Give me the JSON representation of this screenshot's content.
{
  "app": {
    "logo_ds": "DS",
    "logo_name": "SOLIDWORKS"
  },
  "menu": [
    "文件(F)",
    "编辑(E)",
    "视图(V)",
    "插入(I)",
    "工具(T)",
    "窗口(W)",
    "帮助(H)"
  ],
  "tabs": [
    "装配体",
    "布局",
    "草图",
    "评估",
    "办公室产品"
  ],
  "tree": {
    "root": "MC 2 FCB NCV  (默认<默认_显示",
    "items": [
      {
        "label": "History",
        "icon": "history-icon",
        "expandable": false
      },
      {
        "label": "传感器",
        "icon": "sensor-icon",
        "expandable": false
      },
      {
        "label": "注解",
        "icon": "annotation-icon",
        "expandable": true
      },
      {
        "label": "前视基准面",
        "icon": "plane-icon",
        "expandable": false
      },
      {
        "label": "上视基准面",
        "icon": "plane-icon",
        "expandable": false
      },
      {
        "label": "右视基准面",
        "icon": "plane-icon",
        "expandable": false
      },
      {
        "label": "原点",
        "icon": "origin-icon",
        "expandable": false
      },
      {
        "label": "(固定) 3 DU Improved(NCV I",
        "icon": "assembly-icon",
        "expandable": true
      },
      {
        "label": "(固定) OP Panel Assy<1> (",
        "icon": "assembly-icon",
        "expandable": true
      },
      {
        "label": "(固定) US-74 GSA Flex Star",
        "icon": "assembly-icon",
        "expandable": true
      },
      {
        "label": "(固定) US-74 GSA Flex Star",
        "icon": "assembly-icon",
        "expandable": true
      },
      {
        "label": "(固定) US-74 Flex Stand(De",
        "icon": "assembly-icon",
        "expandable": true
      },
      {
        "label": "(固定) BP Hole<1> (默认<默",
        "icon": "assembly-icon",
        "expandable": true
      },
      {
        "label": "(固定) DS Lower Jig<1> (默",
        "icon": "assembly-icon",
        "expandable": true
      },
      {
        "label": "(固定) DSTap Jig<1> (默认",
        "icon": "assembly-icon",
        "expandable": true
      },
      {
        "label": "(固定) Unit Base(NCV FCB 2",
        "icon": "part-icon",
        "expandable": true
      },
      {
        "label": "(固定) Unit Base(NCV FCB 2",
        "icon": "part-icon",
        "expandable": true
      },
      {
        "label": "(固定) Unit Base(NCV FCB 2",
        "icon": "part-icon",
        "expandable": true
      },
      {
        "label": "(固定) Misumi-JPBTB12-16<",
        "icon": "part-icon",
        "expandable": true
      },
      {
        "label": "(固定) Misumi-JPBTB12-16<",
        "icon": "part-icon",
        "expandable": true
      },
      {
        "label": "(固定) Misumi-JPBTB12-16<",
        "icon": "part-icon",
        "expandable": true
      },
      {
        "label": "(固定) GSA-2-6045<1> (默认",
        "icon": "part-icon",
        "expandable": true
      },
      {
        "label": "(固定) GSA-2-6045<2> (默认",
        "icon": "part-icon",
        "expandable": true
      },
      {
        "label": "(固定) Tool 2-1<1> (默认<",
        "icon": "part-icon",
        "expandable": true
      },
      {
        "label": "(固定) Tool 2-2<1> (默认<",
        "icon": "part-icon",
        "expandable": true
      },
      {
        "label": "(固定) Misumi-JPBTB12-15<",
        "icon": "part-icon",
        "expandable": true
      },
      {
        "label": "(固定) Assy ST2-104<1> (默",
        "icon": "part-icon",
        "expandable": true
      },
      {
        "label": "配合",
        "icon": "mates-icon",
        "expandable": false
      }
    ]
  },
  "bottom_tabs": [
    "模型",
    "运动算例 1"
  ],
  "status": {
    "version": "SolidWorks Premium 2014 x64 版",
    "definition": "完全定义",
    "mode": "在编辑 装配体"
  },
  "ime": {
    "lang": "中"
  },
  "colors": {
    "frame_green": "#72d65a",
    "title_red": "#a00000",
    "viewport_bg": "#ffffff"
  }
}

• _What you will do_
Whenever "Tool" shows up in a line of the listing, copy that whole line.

• _Your solution_
        "label": "(固定) Tool 2-1<1> (默认<",
        "label": "(固定) Tool 2-2<1> (默认<",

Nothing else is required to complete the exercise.